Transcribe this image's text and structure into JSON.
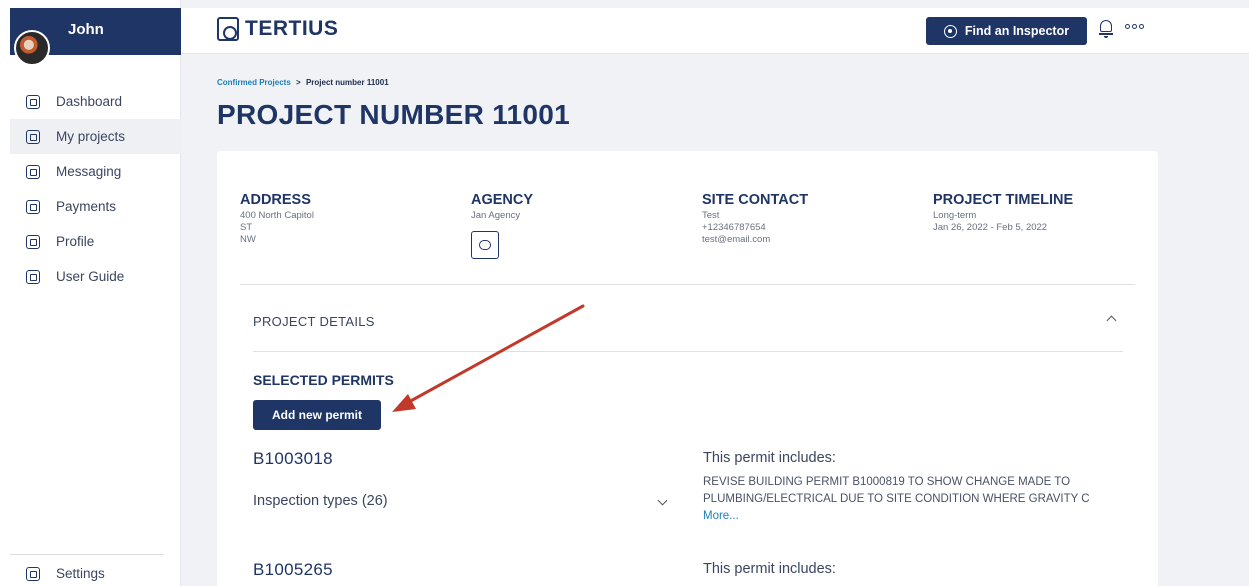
{
  "user": {
    "name": "John"
  },
  "sidebar": {
    "items": [
      {
        "label": "Dashboard",
        "icon": "dashboard-icon"
      },
      {
        "label": "My projects",
        "icon": "projects-icon",
        "active": true
      },
      {
        "label": "Messaging",
        "icon": "messaging-icon"
      },
      {
        "label": "Payments",
        "icon": "payments-icon"
      },
      {
        "label": "Profile",
        "icon": "profile-icon"
      },
      {
        "label": "User Guide",
        "icon": "pdf-icon"
      }
    ],
    "settings_label": "Settings"
  },
  "header": {
    "logo_text": "TERTIUS",
    "find_inspector_label": "Find an Inspector"
  },
  "breadcrumb": {
    "parent": "Confirmed Projects",
    "separator": ">",
    "current": "Project number 11001"
  },
  "page_title": "PROJECT NUMBER 11001",
  "summary": {
    "address": {
      "heading": "ADDRESS",
      "lines": [
        "400 North Capitol",
        "ST",
        "NW"
      ]
    },
    "agency": {
      "heading": "AGENCY",
      "name": "Jan Agency"
    },
    "site_contact": {
      "heading": "SITE CONTACT",
      "lines": [
        "Test",
        "+12346787654",
        "test@email.com"
      ]
    },
    "timeline": {
      "heading": "PROJECT TIMELINE",
      "lines": [
        "Long-term",
        "Jan 26, 2022 - Feb 5, 2022"
      ]
    }
  },
  "details": {
    "section_label": "PROJECT DETAILS",
    "permits_heading": "SELECTED PERMITS",
    "add_permit_label": "Add new permit",
    "permits": [
      {
        "id": "B1003018",
        "inspection_types": "Inspection types (26)",
        "includes_label": "This permit includes:",
        "description": [
          "REVISE BUILDING PERMIT B1000819 TO SHOW CHANGE MADE TO",
          "PLUMBING/ELECTRICAL DUE TO SITE CONDITION WHERE GRAVITY C"
        ],
        "more_label": "More..."
      },
      {
        "id": "B1005265",
        "includes_label": "This permit includes:"
      }
    ]
  },
  "colors": {
    "primary": "#1f3566",
    "link": "#1a7fb8",
    "annotation_arrow": "#c0392b"
  }
}
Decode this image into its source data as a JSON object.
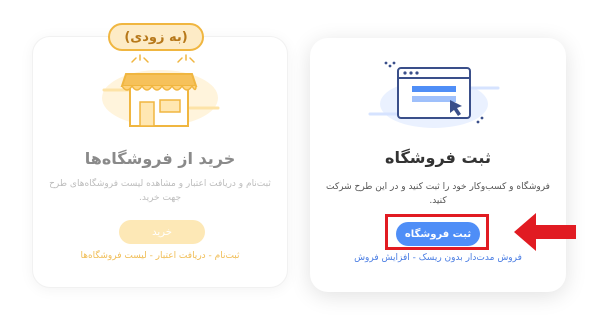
{
  "cards": {
    "buy": {
      "badge": "(به زودی)",
      "title": "خرید از فروشگاه‌ها",
      "description": "ثبت‌نام و دریافت اعتبار و مشاهده لیست فروشگاه‌های طرح جهت خرید.",
      "button": "خرید",
      "footnote": "ثبت‌نام - دریافت اعتبار - لیست فروشگاه‌ها",
      "icon": "storefront-icon"
    },
    "register": {
      "title": "ثبت فروشگاه",
      "description": "فروشگاه و کسب‌وکار خود را ثبت کنید و در این طرح شرکت کنید.",
      "button": "ثبت فروشگاه",
      "footnote": "فروش مدت‌دار بدون ریسک - افزایش فروش",
      "icon": "browser-window-icon"
    }
  },
  "annotation": {
    "highlight_color": "#e11b22",
    "arrow_icon": "left-pointing-arrow-icon"
  },
  "colors": {
    "accent_blue": "#4f8ef7",
    "accent_yellow": "#f0b640"
  }
}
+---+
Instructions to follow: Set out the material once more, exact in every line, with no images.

Answer box:
Transcribe this image's text and structure into JSON.
{
  "user": {
    "name": "John"
  },
  "sidebar": {
    "items": [
      {
        "label": "Dashboard",
        "icon": "dashboard-icon"
      },
      {
        "label": "My projects",
        "icon": "projects-icon",
        "active": true
      },
      {
        "label": "Messaging",
        "icon": "messaging-icon"
      },
      {
        "label": "Payments",
        "icon": "payments-icon"
      },
      {
        "label": "Profile",
        "icon": "profile-icon"
      },
      {
        "label": "User Guide",
        "icon": "pdf-icon"
      }
    ],
    "settings_label": "Settings"
  },
  "header": {
    "logo_text": "TERTIUS",
    "find_inspector_label": "Find an Inspector"
  },
  "breadcrumb": {
    "parent": "Confirmed Projects",
    "separator": ">",
    "current": "Project number 11001"
  },
  "page_title": "PROJECT NUMBER 11001",
  "summary": {
    "address": {
      "heading": "ADDRESS",
      "lines": [
        "400 North Capitol",
        "ST",
        "NW"
      ]
    },
    "agency": {
      "heading": "AGENCY",
      "name": "Jan Agency"
    },
    "site_contact": {
      "heading": "SITE CONTACT",
      "lines": [
        "Test",
        "+12346787654",
        "test@email.com"
      ]
    },
    "timeline": {
      "heading": "PROJECT TIMELINE",
      "lines": [
        "Long-term",
        "Jan 26, 2022 - Feb 5, 2022"
      ]
    }
  },
  "details": {
    "section_label": "PROJECT DETAILS",
    "permits_heading": "SELECTED PERMITS",
    "add_permit_label": "Add new permit",
    "permits": [
      {
        "id": "B1003018",
        "inspection_types": "Inspection types (26)",
        "includes_label": "This permit includes:",
        "description": [
          "REVISE BUILDING PERMIT B1000819 TO SHOW CHANGE MADE TO",
          "PLUMBING/ELECTRICAL DUE TO SITE CONDITION WHERE GRAVITY C"
        ],
        "more_label": "More..."
      },
      {
        "id": "B1005265",
        "includes_label": "This permit includes:"
      }
    ]
  },
  "colors": {
    "primary": "#1f3566",
    "link": "#1a7fb8",
    "annotation_arrow": "#c0392b"
  }
}
Decode this image into its source data as a JSON object.
{
  "cards": {
    "buy": {
      "badge": "(به زودی)",
      "title": "خرید از فروشگاه‌ها",
      "description": "ثبت‌نام و دریافت اعتبار و مشاهده لیست فروشگاه‌های طرح جهت خرید.",
      "button": "خرید",
      "footnote": "ثبت‌نام - دریافت اعتبار - لیست فروشگاه‌ها",
      "icon": "storefront-icon"
    },
    "register": {
      "title": "ثبت فروشگاه",
      "description": "فروشگاه و کسب‌وکار خود را ثبت کنید و در این طرح شرکت کنید.",
      "button": "ثبت فروشگاه",
      "footnote": "فروش مدت‌دار بدون ریسک - افزایش فروش",
      "icon": "browser-window-icon"
    }
  },
  "annotation": {
    "highlight_color": "#e11b22",
    "arrow_icon": "left-pointing-arrow-icon"
  },
  "colors": {
    "accent_blue": "#4f8ef7",
    "accent_yellow": "#f0b640"
  }
}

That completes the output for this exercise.